Required work
The answer should consist of all the entries, repeated word for word.

--- Data provided Enclosed Below ---

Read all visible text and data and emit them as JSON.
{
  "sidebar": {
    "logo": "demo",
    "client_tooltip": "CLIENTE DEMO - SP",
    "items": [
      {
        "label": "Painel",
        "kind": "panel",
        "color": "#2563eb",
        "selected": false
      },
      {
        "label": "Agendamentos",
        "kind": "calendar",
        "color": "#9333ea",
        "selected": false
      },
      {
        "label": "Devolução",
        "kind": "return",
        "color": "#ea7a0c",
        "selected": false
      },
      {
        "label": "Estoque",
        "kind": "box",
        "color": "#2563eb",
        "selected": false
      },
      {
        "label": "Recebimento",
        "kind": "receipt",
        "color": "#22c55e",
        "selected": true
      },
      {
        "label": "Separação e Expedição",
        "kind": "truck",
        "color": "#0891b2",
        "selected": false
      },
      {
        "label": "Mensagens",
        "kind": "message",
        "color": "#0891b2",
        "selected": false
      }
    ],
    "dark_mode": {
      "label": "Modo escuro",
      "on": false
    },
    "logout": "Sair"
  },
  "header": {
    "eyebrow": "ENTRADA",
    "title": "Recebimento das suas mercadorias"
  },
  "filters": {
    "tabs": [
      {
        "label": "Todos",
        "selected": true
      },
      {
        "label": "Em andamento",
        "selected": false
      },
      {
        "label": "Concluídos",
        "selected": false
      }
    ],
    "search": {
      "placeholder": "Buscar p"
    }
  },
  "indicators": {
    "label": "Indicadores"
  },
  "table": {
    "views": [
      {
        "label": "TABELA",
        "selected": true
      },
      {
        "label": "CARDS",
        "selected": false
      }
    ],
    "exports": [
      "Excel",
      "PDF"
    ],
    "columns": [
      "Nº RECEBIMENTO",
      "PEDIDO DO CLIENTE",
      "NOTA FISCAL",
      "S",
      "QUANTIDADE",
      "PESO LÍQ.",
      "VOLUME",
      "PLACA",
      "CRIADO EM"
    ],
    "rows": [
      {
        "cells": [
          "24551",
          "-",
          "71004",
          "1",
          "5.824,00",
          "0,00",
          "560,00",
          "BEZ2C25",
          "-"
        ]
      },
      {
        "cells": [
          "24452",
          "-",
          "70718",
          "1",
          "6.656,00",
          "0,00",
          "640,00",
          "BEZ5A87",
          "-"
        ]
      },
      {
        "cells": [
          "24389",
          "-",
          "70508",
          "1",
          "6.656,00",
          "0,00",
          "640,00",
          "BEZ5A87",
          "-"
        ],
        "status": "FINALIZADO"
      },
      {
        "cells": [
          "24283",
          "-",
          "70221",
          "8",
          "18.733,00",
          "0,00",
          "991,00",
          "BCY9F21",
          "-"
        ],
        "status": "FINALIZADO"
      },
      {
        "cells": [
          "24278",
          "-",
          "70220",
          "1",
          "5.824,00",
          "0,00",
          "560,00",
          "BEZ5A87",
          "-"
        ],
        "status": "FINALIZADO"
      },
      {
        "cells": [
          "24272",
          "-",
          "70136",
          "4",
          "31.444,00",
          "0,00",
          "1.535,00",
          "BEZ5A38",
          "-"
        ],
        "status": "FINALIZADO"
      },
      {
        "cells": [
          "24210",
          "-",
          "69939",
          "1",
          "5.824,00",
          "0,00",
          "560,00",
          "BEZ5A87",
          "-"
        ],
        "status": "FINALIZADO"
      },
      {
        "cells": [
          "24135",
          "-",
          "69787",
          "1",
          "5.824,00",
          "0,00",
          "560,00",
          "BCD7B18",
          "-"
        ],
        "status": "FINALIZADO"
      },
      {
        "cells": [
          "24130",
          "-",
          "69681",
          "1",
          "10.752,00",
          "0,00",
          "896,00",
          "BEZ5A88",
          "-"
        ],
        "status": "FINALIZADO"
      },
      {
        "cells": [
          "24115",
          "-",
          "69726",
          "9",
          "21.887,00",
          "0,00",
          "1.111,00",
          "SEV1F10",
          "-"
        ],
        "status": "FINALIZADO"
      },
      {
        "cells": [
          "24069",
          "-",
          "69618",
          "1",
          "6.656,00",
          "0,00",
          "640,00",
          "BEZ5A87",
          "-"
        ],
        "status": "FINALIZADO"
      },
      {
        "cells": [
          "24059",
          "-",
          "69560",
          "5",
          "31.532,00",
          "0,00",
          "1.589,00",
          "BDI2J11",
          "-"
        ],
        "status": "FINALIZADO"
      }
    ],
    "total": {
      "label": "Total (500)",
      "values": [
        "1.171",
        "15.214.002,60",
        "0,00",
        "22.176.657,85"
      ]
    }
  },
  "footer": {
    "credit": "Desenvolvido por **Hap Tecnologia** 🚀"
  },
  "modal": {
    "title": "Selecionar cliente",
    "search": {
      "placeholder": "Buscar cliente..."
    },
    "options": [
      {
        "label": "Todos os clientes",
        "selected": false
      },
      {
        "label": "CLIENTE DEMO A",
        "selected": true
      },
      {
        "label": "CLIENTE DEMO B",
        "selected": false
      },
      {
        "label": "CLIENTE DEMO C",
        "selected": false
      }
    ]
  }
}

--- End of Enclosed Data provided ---

Answer box
Read all visible text and data and emit them as JSON.
{
  "sidebar": {
    "logo": "demo",
    "client_tooltip": "CLIENTE DEMO - SP",
    "items": [
      {
        "label": "Painel",
        "kind": "panel",
        "color": "#2563eb",
        "selected": false
      },
      {
        "label": "Agendamentos",
        "kind": "calendar",
        "color": "#9333ea",
        "selected": false
      },
      {
        "label": "Devolução",
        "kind": "return",
        "color": "#ea7a0c",
        "selected": false
      },
      {
        "label": "Estoque",
        "kind": "box",
        "color": "#2563eb",
        "selected": false
      },
      {
        "label": "Recebimento",
        "kind": "receipt",
        "color": "#22c55e",
        "selected": true
      },
      {
        "label": "Separação e Expedição",
        "kind": "truck",
        "color": "#0891b2",
        "selected": false
      },
      {
        "label": "Mensagens",
        "kind": "message",
        "color": "#0891b2",
        "selected": false
      }
    ],
    "dark_mode": {
      "label": "Modo escuro",
      "on": false
    },
    "logout": "Sair"
  },
  "header": {
    "eyebrow": "ENTRADA",
    "title": "Recebimento das suas mercadorias"
  },
  "filters": {
    "tabs": [
      {
        "label": "Todos",
        "selected": true
      },
      {
        "label": "Em andamento",
        "selected": false
      },
      {
        "label": "Concluídos",
        "selected": false
      }
    ],
    "search": {
      "placeholder": "Buscar p"
    }
  },
  "indicators": {
    "label": "Indicadores"
  },
  "table": {
    "views": [
      {
        "label": "TABELA",
        "selected": true
      },
      {
        "label": "CARDS",
        "selected": false
      }
    ],
    "exports": [
      "Excel",
      "PDF"
    ],
    "columns": [
      "Nº RECEBIMENTO",
      "PEDIDO DO CLIENTE",
      "NOTA FISCAL",
      "S",
      "QUANTIDADE",
      "PESO LÍQ.",
      "VOLUME",
      "PLACA",
      "CRIADO EM"
    ],
    "rows": [
      {
        "cells": [
          "24551",
          "-",
          "71004",
          "1",
          "5.824,00",
          "0,00",
          "560,00",
          "BEZ2C25",
          "-"
        ]
      },
      {
        "cells": [
          "24452",
          "-",
          "70718",
          "1",
          "6.656,00",
          "0,00",
          "640,00",
          "BEZ5A87",
          "-"
        ]
      },
      {
        "cells": [
          "24389",
          "-",
          "70508",
          "1",
          "6.656,00",
          "0,00",
          "640,00",
          "BEZ5A87",
          "-"
        ],
        "status": "FINALIZADO"
      },
      {
        "cells": [
          "24283",
          "-",
          "70221",
          "8",
          "18.733,00",
          "0,00",
          "991,00",
          "BCY9F21",
          "-"
        ],
        "status": "FINALIZADO"
      },
      {
        "cells": [
          "24278",
          "-",
          "70220",
          "1",
          "5.824,00",
          "0,00",
          "560,00",
          "BEZ5A87",
          "-"
        ],
        "status": "FINALIZADO"
      },
      {
        "cells": [
          "24272",
          "-",
          "70136",
          "4",
          "31.444,00",
          "0,00",
          "1.535,00",
          "BEZ5A38",
          "-"
        ],
        "status": "FINALIZADO"
      },
      {
        "cells": [
          "24210",
          "-",
          "69939",
          "1",
          "5.824,00",
          "0,00",
          "560,00",
          "BEZ5A87",
          "-"
        ],
        "status": "FINALIZADO"
      },
      {
        "cells": [
          "24135",
          "-",
          "69787",
          "1",
          "5.824,00",
          "0,00",
          "560,00",
          "BCD7B18",
          "-"
        ],
        "status": "FINALIZADO"
      },
      {
        "cells": [
          "24130",
          "-",
          "69681",
          "1",
          "10.752,00",
          "0,00",
          "896,00",
          "BEZ5A88",
          "-"
        ],
        "status": "FINALIZADO"
      },
      {
        "cells": [
          "24115",
          "-",
          "69726",
          "9",
          "21.887,00",
          "0,00",
          "1.111,00",
          "SEV1F10",
          "-"
        ],
        "status": "FINALIZADO"
      },
      {
        "cells": [
          "24069",
          "-",
          "69618",
          "1",
          "6.656,00",
          "0,00",
          "640,00",
          "BEZ5A87",
          "-"
        ],
        "status": "FINALIZADO"
      },
      {
        "cells": [
          "24059",
          "-",
          "69560",
          "5",
          "31.532,00",
          "0,00",
          "1.589,00",
          "BDI2J11",
          "-"
        ],
        "status": "FINALIZADO"
      }
    ],
    "total": {
      "label": "Total (500)",
      "values": [
        "1.171",
        "15.214.002,60",
        "0,00",
        "22.176.657,85"
      ]
    }
  },
  "footer": {
    "credit": "Desenvolvido por **Hap Tecnologia** 🚀"
  },
  "modal": {
    "title": "Selecionar cliente",
    "search": {
      "placeholder": "Buscar cliente..."
    },
    "options": [
      {
        "label": "Todos os clientes",
        "selected": false
      },
      {
        "label": "CLIENTE DEMO A",
        "selected": true
      },
      {
        "label": "CLIENTE DEMO B",
        "selected": false
      },
      {
        "label": "CLIENTE DEMO C",
        "selected": false
      }
    ]
  }
}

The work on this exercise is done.